_WORK INSTRUCTIONS_
Scan the entries below for the word "when" and copy every line in which it occurs.

_DATA SHOWN_

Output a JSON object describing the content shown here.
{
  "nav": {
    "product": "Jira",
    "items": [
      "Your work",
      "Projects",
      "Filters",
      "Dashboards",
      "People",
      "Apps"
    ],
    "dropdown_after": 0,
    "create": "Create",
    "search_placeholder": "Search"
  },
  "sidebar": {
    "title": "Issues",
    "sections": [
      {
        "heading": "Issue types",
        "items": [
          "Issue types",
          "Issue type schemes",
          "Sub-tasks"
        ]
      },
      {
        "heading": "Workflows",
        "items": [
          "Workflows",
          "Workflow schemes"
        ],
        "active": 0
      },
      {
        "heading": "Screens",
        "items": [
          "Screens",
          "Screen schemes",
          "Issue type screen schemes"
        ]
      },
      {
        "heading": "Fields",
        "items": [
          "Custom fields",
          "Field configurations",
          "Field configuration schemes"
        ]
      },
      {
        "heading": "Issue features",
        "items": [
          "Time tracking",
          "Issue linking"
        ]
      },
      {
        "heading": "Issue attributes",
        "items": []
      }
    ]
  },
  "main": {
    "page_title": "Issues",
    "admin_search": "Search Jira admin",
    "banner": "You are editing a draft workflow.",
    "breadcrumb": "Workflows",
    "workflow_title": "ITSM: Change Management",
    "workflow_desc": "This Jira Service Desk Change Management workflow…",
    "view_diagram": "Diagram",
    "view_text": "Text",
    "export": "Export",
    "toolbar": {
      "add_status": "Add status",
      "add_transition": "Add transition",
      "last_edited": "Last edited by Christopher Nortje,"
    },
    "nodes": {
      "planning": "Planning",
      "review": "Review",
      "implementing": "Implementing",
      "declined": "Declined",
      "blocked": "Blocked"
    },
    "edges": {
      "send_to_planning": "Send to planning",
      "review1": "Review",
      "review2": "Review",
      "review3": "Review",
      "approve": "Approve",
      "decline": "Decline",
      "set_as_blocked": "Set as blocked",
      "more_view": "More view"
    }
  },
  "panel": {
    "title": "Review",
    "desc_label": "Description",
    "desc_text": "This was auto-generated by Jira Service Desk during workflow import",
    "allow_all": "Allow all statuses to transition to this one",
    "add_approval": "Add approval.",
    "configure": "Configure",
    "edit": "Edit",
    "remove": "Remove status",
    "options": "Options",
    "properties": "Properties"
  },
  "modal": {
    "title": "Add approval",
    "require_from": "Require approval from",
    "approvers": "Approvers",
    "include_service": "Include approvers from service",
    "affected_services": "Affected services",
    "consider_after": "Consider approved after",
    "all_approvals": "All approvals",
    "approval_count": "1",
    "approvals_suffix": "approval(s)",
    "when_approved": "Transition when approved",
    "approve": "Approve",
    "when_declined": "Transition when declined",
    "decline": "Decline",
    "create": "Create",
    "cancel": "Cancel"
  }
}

_RESULT OF THIS EXERCISE_
    "when_approved": "Transition when approved",
    "when_declined": "Transition when declined",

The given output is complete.